Segment Start: GIVEN RECORDS

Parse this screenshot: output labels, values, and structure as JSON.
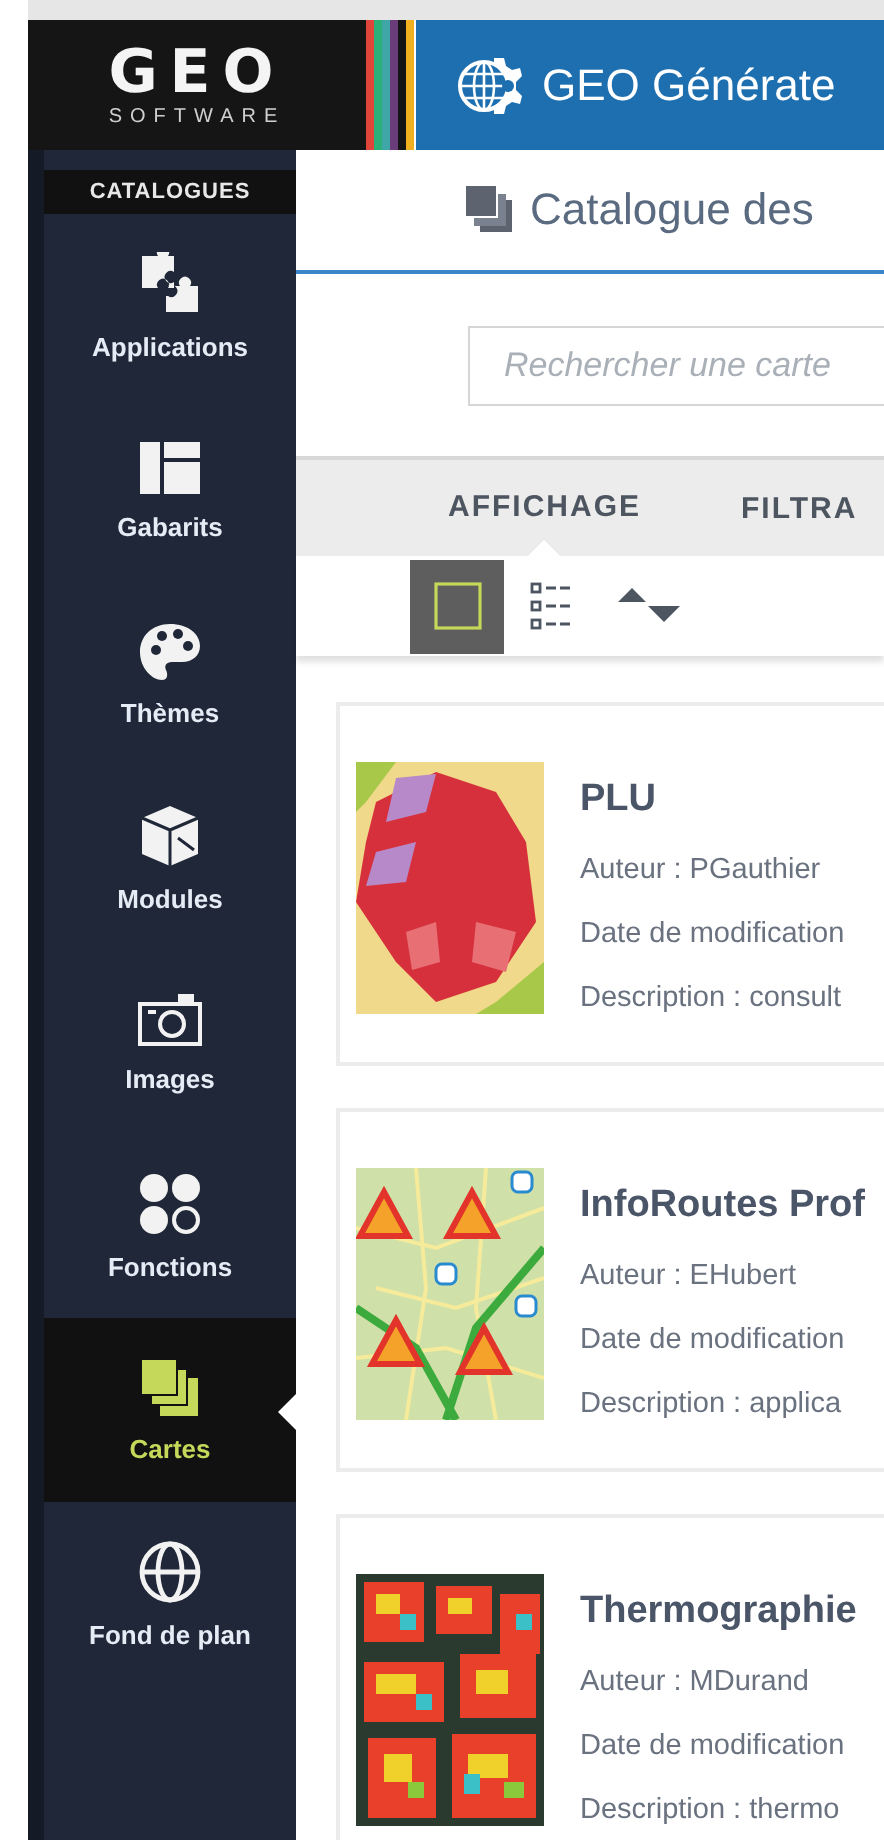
{
  "header": {
    "logo": {
      "wordmark": "GEO",
      "subtitle": "SOFTWARE"
    },
    "title": "GEO Générate"
  },
  "sidebar": {
    "heading": "CATALOGUES",
    "items": [
      {
        "label": "Applications",
        "kind": "puzzle",
        "selected": false
      },
      {
        "label": "Gabarits",
        "kind": "layout",
        "selected": false
      },
      {
        "label": "Thèmes",
        "kind": "palette",
        "selected": false
      },
      {
        "label": "Modules",
        "kind": "cube",
        "selected": false
      },
      {
        "label": "Images",
        "kind": "camera",
        "selected": false
      },
      {
        "label": "Fonctions",
        "kind": "circles",
        "selected": false
      },
      {
        "label": "Cartes",
        "kind": "stack",
        "selected": true
      },
      {
        "label": "Fond de plan",
        "kind": "globe",
        "selected": false
      }
    ]
  },
  "page_title": "Catalogue des",
  "search": {
    "placeholder": "Rechercher une carte"
  },
  "tabs": [
    {
      "label": "AFFICHAGE",
      "selected": true
    },
    {
      "label": "FILTRA",
      "selected": false
    }
  ],
  "view_buttons": [
    {
      "kind": "grid",
      "selected": true
    },
    {
      "kind": "list",
      "selected": false
    },
    {
      "kind": "sort",
      "selected": false
    }
  ],
  "cards": [
    {
      "title": "PLU",
      "author": "Auteur : PGauthier",
      "date": "Date de modification",
      "description": "Description : consult",
      "kind": "zoning"
    },
    {
      "title": "InfoRoutes Prof",
      "author": "Auteur : EHubert",
      "date": "Date de modification",
      "description": "Description : applica",
      "kind": "roadworks"
    },
    {
      "title": "Thermographie",
      "author": "Auteur : MDurand",
      "date": "Date de modification",
      "description": "Description : thermo",
      "kind": "thermal"
    }
  ]
}
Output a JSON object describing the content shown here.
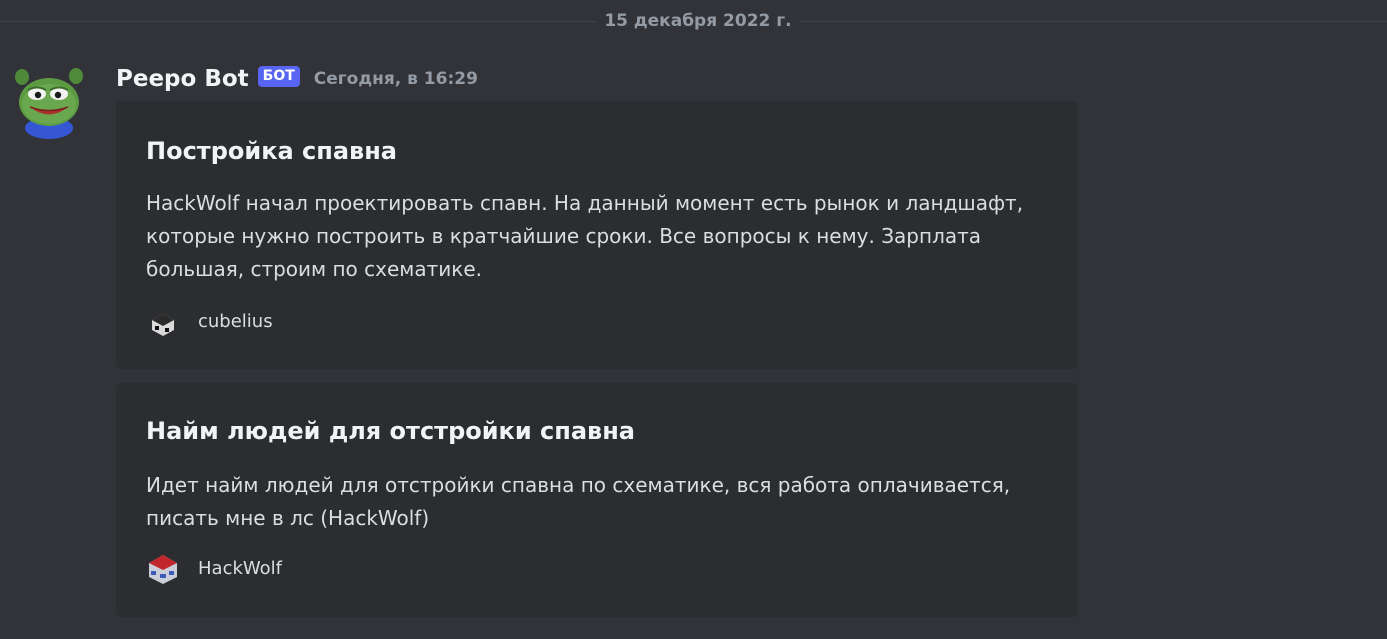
{
  "date_divider": "15 декабря 2022 г.",
  "message": {
    "author": "Peepo Bot",
    "bot_tag": "БОТ",
    "timestamp": "Сегодня, в 16:29",
    "avatar_icon": "peepo-frog-avatar"
  },
  "embeds": [
    {
      "title": "Постройка спавна",
      "description": "HackWolf начал проектировать спавн. На данный момент есть рынок и ландшафт, которые нужно построить в кратчайшие сроки. Все вопросы к нему. Зарплата большая, строим по схематике.",
      "footer": "cubelius",
      "footer_icon": "cubelius-skin-icon"
    },
    {
      "title": "Найм людей для отстройки спавна",
      "description": "Идет найм людей для отстройки спавна по схематике, вся работа оплачивается, писать мне в лс (HackWolf)",
      "footer": "HackWolf",
      "footer_icon": "hackwolf-skin-icon"
    }
  ],
  "colors": {
    "background": "#313338",
    "embed_background": "#2b2d31",
    "bot_tag": "#5865f2",
    "muted_text": "#949ba4"
  }
}
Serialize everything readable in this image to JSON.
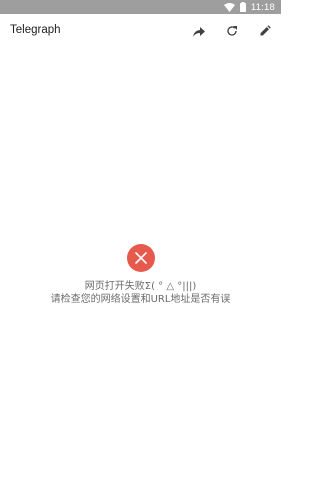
{
  "status_bar": {
    "time": "11:18",
    "icons": [
      "wifi-icon",
      "battery-icon"
    ]
  },
  "app_bar": {
    "title": "Telegraph",
    "actions": [
      {
        "name": "share",
        "icon": "share-icon"
      },
      {
        "name": "reload",
        "icon": "reload-icon"
      },
      {
        "name": "edit",
        "icon": "pencil-icon"
      }
    ]
  },
  "error": {
    "icon": "close-icon",
    "line1": "网页打开失败Σ( ° △ °|||)",
    "line2": "请检查您的网络设置和URL地址是否有误"
  },
  "colors": {
    "status_bar": "#9e9e9e",
    "error_circle": "#e65a4e",
    "message_text": "#6b6b6b",
    "title_text": "#212121",
    "icon": "#424242"
  }
}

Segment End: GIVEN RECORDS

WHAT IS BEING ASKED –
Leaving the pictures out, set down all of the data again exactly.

WRITTEN RESPONSE –
Parse this screenshot: output labels, values, and structure as JSON.
{
  "header": {
    "logo": {
      "wordmark": "GEO",
      "subtitle": "SOFTWARE"
    },
    "title": "GEO Générate"
  },
  "sidebar": {
    "heading": "CATALOGUES",
    "items": [
      {
        "label": "Applications",
        "kind": "puzzle",
        "selected": false
      },
      {
        "label": "Gabarits",
        "kind": "layout",
        "selected": false
      },
      {
        "label": "Thèmes",
        "kind": "palette",
        "selected": false
      },
      {
        "label": "Modules",
        "kind": "cube",
        "selected": false
      },
      {
        "label": "Images",
        "kind": "camera",
        "selected": false
      },
      {
        "label": "Fonctions",
        "kind": "circles",
        "selected": false
      },
      {
        "label": "Cartes",
        "kind": "stack",
        "selected": true
      },
      {
        "label": "Fond de plan",
        "kind": "globe",
        "selected": false
      }
    ]
  },
  "page_title": "Catalogue des",
  "search": {
    "placeholder": "Rechercher une carte"
  },
  "tabs": [
    {
      "label": "AFFICHAGE",
      "selected": true
    },
    {
      "label": "FILTRA",
      "selected": false
    }
  ],
  "view_buttons": [
    {
      "kind": "grid",
      "selected": true
    },
    {
      "kind": "list",
      "selected": false
    },
    {
      "kind": "sort",
      "selected": false
    }
  ],
  "cards": [
    {
      "title": "PLU",
      "author": "Auteur : PGauthier",
      "date": "Date de modification",
      "description": "Description : consult",
      "kind": "zoning"
    },
    {
      "title": "InfoRoutes Prof",
      "author": "Auteur : EHubert",
      "date": "Date de modification",
      "description": "Description : applica",
      "kind": "roadworks"
    },
    {
      "title": "Thermographie",
      "author": "Auteur : MDurand",
      "date": "Date de modification",
      "description": "Description : thermo",
      "kind": "thermal"
    }
  ]
}
Output a JSON object describing the content shown here.
{
  "date_divider": "15 декабря 2022 г.",
  "message": {
    "author": "Peepo Bot",
    "bot_tag": "БОТ",
    "timestamp": "Сегодня, в 16:29",
    "avatar_icon": "peepo-frog-avatar"
  },
  "embeds": [
    {
      "title": "Постройка спавна",
      "description": "HackWolf начал проектировать спавн. На данный момент есть рынок и ландшафт, которые нужно построить в кратчайшие сроки. Все вопросы к нему. Зарплата большая, строим по схематике.",
      "footer": "cubelius",
      "footer_icon": "cubelius-skin-icon"
    },
    {
      "title": "Найм людей для отстройки спавна",
      "description": "Идет найм людей для отстройки спавна по схематике, вся работа оплачивается, писать мне в лс (HackWolf)",
      "footer": "HackWolf",
      "footer_icon": "hackwolf-skin-icon"
    }
  ],
  "colors": {
    "background": "#313338",
    "embed_background": "#2b2d31",
    "bot_tag": "#5865f2",
    "muted_text": "#949ba4"
  }
}
Serialize everything readable in this image to JSON.
{
  "status_bar": {
    "time": "11:18",
    "icons": [
      "wifi-icon",
      "battery-icon"
    ]
  },
  "app_bar": {
    "title": "Telegraph",
    "actions": [
      {
        "name": "share",
        "icon": "share-icon"
      },
      {
        "name": "reload",
        "icon": "reload-icon"
      },
      {
        "name": "edit",
        "icon": "pencil-icon"
      }
    ]
  },
  "error": {
    "icon": "close-icon",
    "line1": "网页打开失败Σ( ° △ °|||)",
    "line2": "请检查您的网络设置和URL地址是否有误"
  },
  "colors": {
    "status_bar": "#9e9e9e",
    "error_circle": "#e65a4e",
    "message_text": "#6b6b6b",
    "title_text": "#212121",
    "icon": "#424242"
  }
}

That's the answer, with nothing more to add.